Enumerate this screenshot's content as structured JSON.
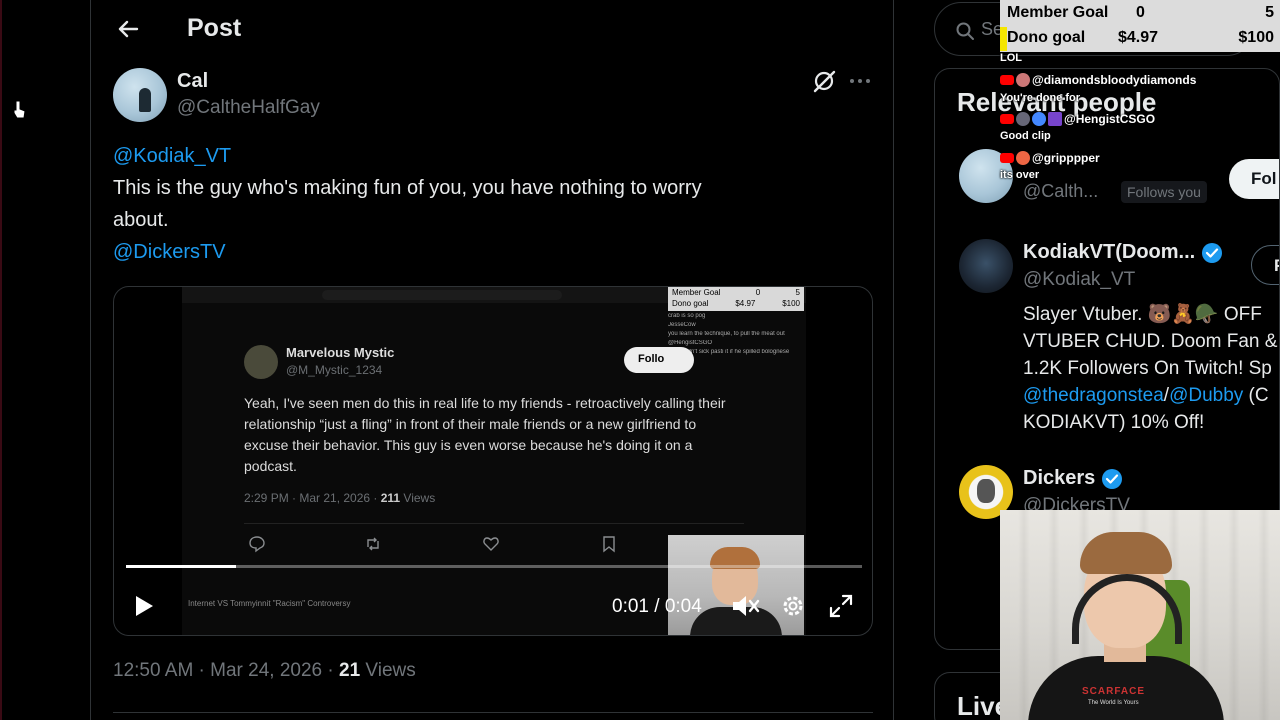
{
  "page": {
    "title": "Post"
  },
  "post": {
    "author_name": "Cal",
    "author_handle": "@CaltheHalfGay",
    "mention_1": "@Kodiak_VT",
    "text_line_1": " This is the guy who's making fun of you, you have nothing to worry",
    "text_line_2": "about.",
    "mention_2": "@DickersTV",
    "timestamp": "12:50 AM · Mar 24, 2026 · ",
    "views_count": "21",
    "views_label": " Views"
  },
  "video": {
    "time": "0:01 / 0:04",
    "progress": 0.15,
    "embedded": {
      "goal_member_label": "Member Goal",
      "goal_member_cur": "0",
      "goal_member_tgt": "5",
      "goal_dono_label": "Dono goal",
      "goal_dono_cur": "$4.97",
      "goal_dono_tgt": "$100",
      "name": "Marvelous Mystic",
      "handle": "@M_Mystic_1234",
      "follow_label": "Follo",
      "body": "Yeah, I've seen men do this in real life to my friends - retroactively calling their relationship “just a fling” in front of their male friends or a new girlfriend to excuse their behavior. This guy is even worse because he's doing it on a podcast.",
      "meta_time": "2:29 PM · Mar 21, 2026 · ",
      "meta_views": "211",
      "meta_views_label": " Views",
      "chat_lines": [
        "crab is so pog",
        "JesseCow",
        "you learn the technique, to pull the meat out",
        "@HengistCSGO",
        "and I didn't sick pasti it if he spilled bolognese"
      ],
      "bottom_text": "Internet VS Tommyinnit \"Racism\" Controversy"
    }
  },
  "sidebar": {
    "search_placeholder": "Se",
    "relevant_title": "Relevant people",
    "person_1": {
      "handle": "@Calth...",
      "follows_you": "Follows you",
      "follow_label": "Fol"
    },
    "person_2": {
      "name": "KodiakVT(Doom...",
      "handle": "@Kodiak_VT",
      "follow_label": "F",
      "bio_line_1": "Slayer Vtuber. 🐻🧸🪖 OFF",
      "bio_line_2": "VTUBER CHUD. Doom Fan &",
      "bio_line_3": "1.2K Followers On Twitch! Sp",
      "bio_link_1": "@thedragonstea",
      "bio_sep": "/",
      "bio_link_2": "@Dubby",
      "bio_after": " (C",
      "bio_line_5": "KODIAKVT) 10% Off!"
    },
    "person_3": {
      "name": "Dickers",
      "handle": "@DickersTV"
    },
    "live_title": "Live"
  },
  "overlay": {
    "goal_member_label": "Member Goal",
    "goal_member_current": "0",
    "goal_member_target": "5",
    "goal_dono_label": "Dono goal",
    "goal_dono_current": "$4.97",
    "goal_dono_target": "$100",
    "chat": [
      {
        "type": "msg",
        "text": "LOL"
      },
      {
        "type": "user",
        "name": "@diamondsbloodydiamonds"
      },
      {
        "type": "msg",
        "text": "You're done for"
      },
      {
        "type": "user",
        "name": "@HengistCSGO"
      },
      {
        "type": "msg",
        "text": "Good clip"
      },
      {
        "type": "user",
        "name": "@gripppper"
      },
      {
        "type": "msg",
        "text": "its over"
      }
    ],
    "shirt_print": "SCARFACE",
    "shirt_print_small": "The World Is Yours"
  },
  "colors": {
    "accent": "#1d9bf0",
    "background": "#000000",
    "muted_text": "#71767b",
    "goal_bar": "#f5e600",
    "youtube": "#ff0000"
  },
  "icons": {
    "back": "arrow-left-icon",
    "grok": "grok-slash-icon",
    "more": "more-horizontal-icon",
    "play": "play-icon",
    "volume": "volume-muted-icon",
    "settings": "gear-icon",
    "fullscreen": "fullscreen-icon",
    "search": "search-icon",
    "verified": "verified-badge-icon"
  }
}
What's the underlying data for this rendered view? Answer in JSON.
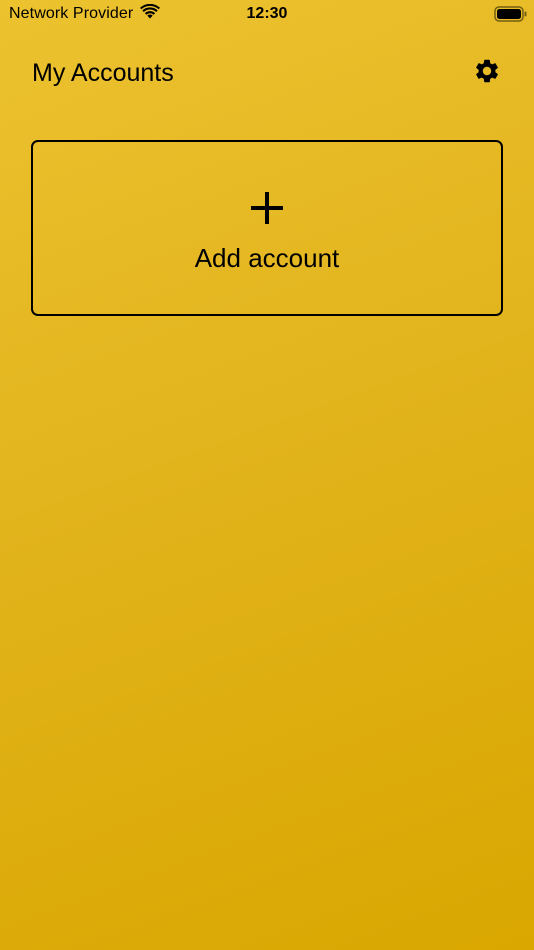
{
  "status_bar": {
    "carrier": "Network Provider",
    "time": "12:30",
    "wifi_icon": "wifi-icon",
    "battery_icon": "battery-full-icon"
  },
  "header": {
    "title": "My Accounts",
    "settings_icon": "gear-icon"
  },
  "add_account": {
    "icon": "plus-icon",
    "label": "Add account"
  },
  "colors": {
    "background_top": "#ecc22f",
    "background_bottom": "#d9a700",
    "foreground": "#000000"
  }
}
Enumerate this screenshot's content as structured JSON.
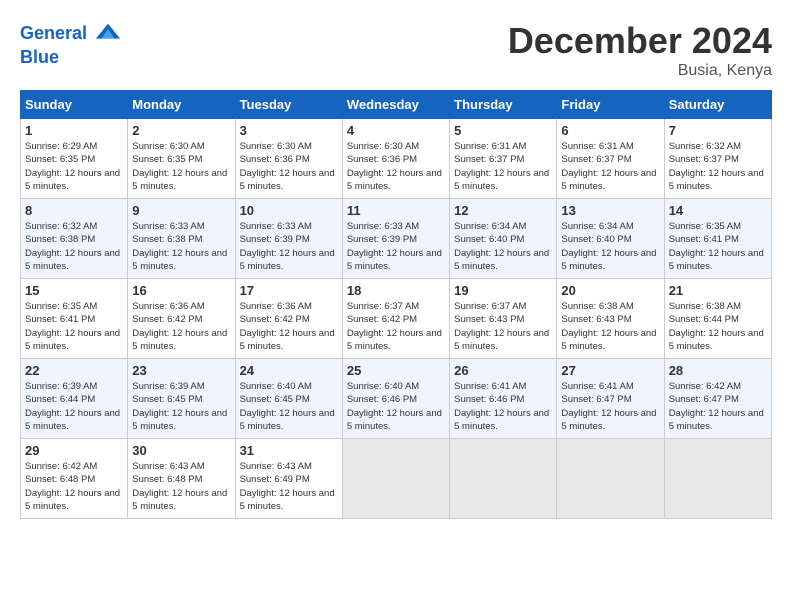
{
  "header": {
    "logo_line1": "General",
    "logo_line2": "Blue",
    "title": "December 2024",
    "subtitle": "Busia, Kenya"
  },
  "calendar": {
    "headers": [
      "Sunday",
      "Monday",
      "Tuesday",
      "Wednesday",
      "Thursday",
      "Friday",
      "Saturday"
    ],
    "weeks": [
      [
        {
          "day": "1",
          "sunrise": "6:29 AM",
          "sunset": "6:35 PM",
          "daylight": "12 hours and 5 minutes."
        },
        {
          "day": "2",
          "sunrise": "6:30 AM",
          "sunset": "6:35 PM",
          "daylight": "12 hours and 5 minutes."
        },
        {
          "day": "3",
          "sunrise": "6:30 AM",
          "sunset": "6:36 PM",
          "daylight": "12 hours and 5 minutes."
        },
        {
          "day": "4",
          "sunrise": "6:30 AM",
          "sunset": "6:36 PM",
          "daylight": "12 hours and 5 minutes."
        },
        {
          "day": "5",
          "sunrise": "6:31 AM",
          "sunset": "6:37 PM",
          "daylight": "12 hours and 5 minutes."
        },
        {
          "day": "6",
          "sunrise": "6:31 AM",
          "sunset": "6:37 PM",
          "daylight": "12 hours and 5 minutes."
        },
        {
          "day": "7",
          "sunrise": "6:32 AM",
          "sunset": "6:37 PM",
          "daylight": "12 hours and 5 minutes."
        }
      ],
      [
        {
          "day": "8",
          "sunrise": "6:32 AM",
          "sunset": "6:38 PM",
          "daylight": "12 hours and 5 minutes."
        },
        {
          "day": "9",
          "sunrise": "6:33 AM",
          "sunset": "6:38 PM",
          "daylight": "12 hours and 5 minutes."
        },
        {
          "day": "10",
          "sunrise": "6:33 AM",
          "sunset": "6:39 PM",
          "daylight": "12 hours and 5 minutes."
        },
        {
          "day": "11",
          "sunrise": "6:33 AM",
          "sunset": "6:39 PM",
          "daylight": "12 hours and 5 minutes."
        },
        {
          "day": "12",
          "sunrise": "6:34 AM",
          "sunset": "6:40 PM",
          "daylight": "12 hours and 5 minutes."
        },
        {
          "day": "13",
          "sunrise": "6:34 AM",
          "sunset": "6:40 PM",
          "daylight": "12 hours and 5 minutes."
        },
        {
          "day": "14",
          "sunrise": "6:35 AM",
          "sunset": "6:41 PM",
          "daylight": "12 hours and 5 minutes."
        }
      ],
      [
        {
          "day": "15",
          "sunrise": "6:35 AM",
          "sunset": "6:41 PM",
          "daylight": "12 hours and 5 minutes."
        },
        {
          "day": "16",
          "sunrise": "6:36 AM",
          "sunset": "6:42 PM",
          "daylight": "12 hours and 5 minutes."
        },
        {
          "day": "17",
          "sunrise": "6:36 AM",
          "sunset": "6:42 PM",
          "daylight": "12 hours and 5 minutes."
        },
        {
          "day": "18",
          "sunrise": "6:37 AM",
          "sunset": "6:42 PM",
          "daylight": "12 hours and 5 minutes."
        },
        {
          "day": "19",
          "sunrise": "6:37 AM",
          "sunset": "6:43 PM",
          "daylight": "12 hours and 5 minutes."
        },
        {
          "day": "20",
          "sunrise": "6:38 AM",
          "sunset": "6:43 PM",
          "daylight": "12 hours and 5 minutes."
        },
        {
          "day": "21",
          "sunrise": "6:38 AM",
          "sunset": "6:44 PM",
          "daylight": "12 hours and 5 minutes."
        }
      ],
      [
        {
          "day": "22",
          "sunrise": "6:39 AM",
          "sunset": "6:44 PM",
          "daylight": "12 hours and 5 minutes."
        },
        {
          "day": "23",
          "sunrise": "6:39 AM",
          "sunset": "6:45 PM",
          "daylight": "12 hours and 5 minutes."
        },
        {
          "day": "24",
          "sunrise": "6:40 AM",
          "sunset": "6:45 PM",
          "daylight": "12 hours and 5 minutes."
        },
        {
          "day": "25",
          "sunrise": "6:40 AM",
          "sunset": "6:46 PM",
          "daylight": "12 hours and 5 minutes."
        },
        {
          "day": "26",
          "sunrise": "6:41 AM",
          "sunset": "6:46 PM",
          "daylight": "12 hours and 5 minutes."
        },
        {
          "day": "27",
          "sunrise": "6:41 AM",
          "sunset": "6:47 PM",
          "daylight": "12 hours and 5 minutes."
        },
        {
          "day": "28",
          "sunrise": "6:42 AM",
          "sunset": "6:47 PM",
          "daylight": "12 hours and 5 minutes."
        }
      ],
      [
        {
          "day": "29",
          "sunrise": "6:42 AM",
          "sunset": "6:48 PM",
          "daylight": "12 hours and 5 minutes."
        },
        {
          "day": "30",
          "sunrise": "6:43 AM",
          "sunset": "6:48 PM",
          "daylight": "12 hours and 5 minutes."
        },
        {
          "day": "31",
          "sunrise": "6:43 AM",
          "sunset": "6:49 PM",
          "daylight": "12 hours and 5 minutes."
        },
        null,
        null,
        null,
        null
      ]
    ]
  }
}
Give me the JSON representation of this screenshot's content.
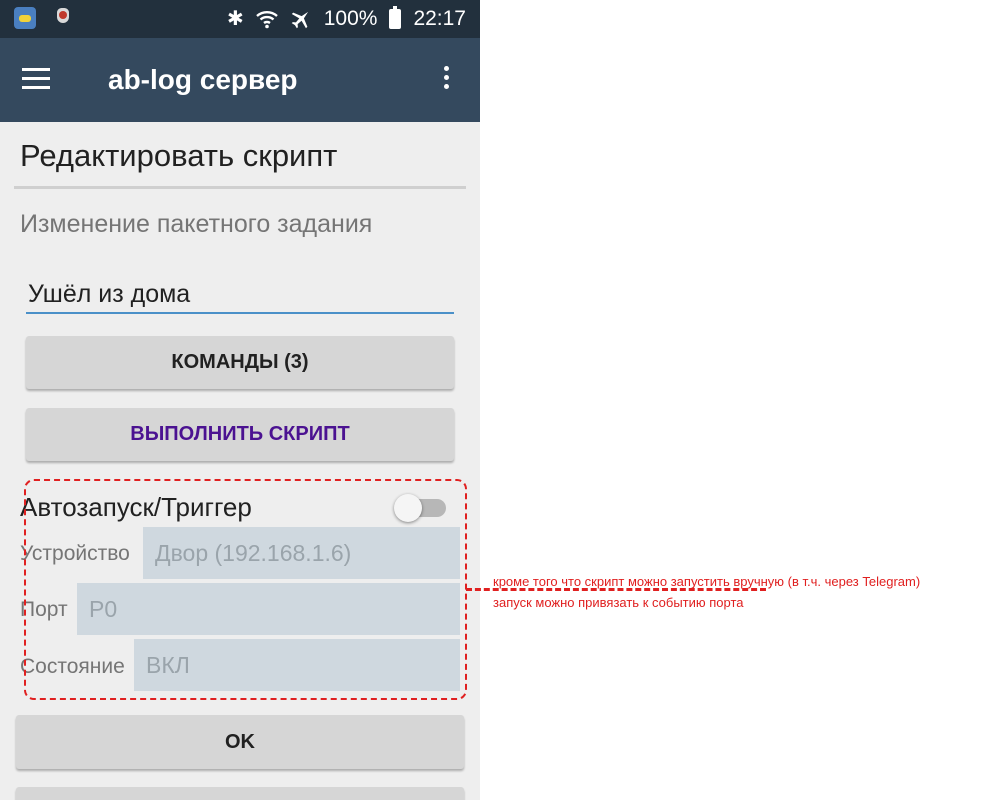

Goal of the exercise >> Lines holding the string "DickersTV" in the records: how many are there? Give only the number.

Solution for this exercise >> 2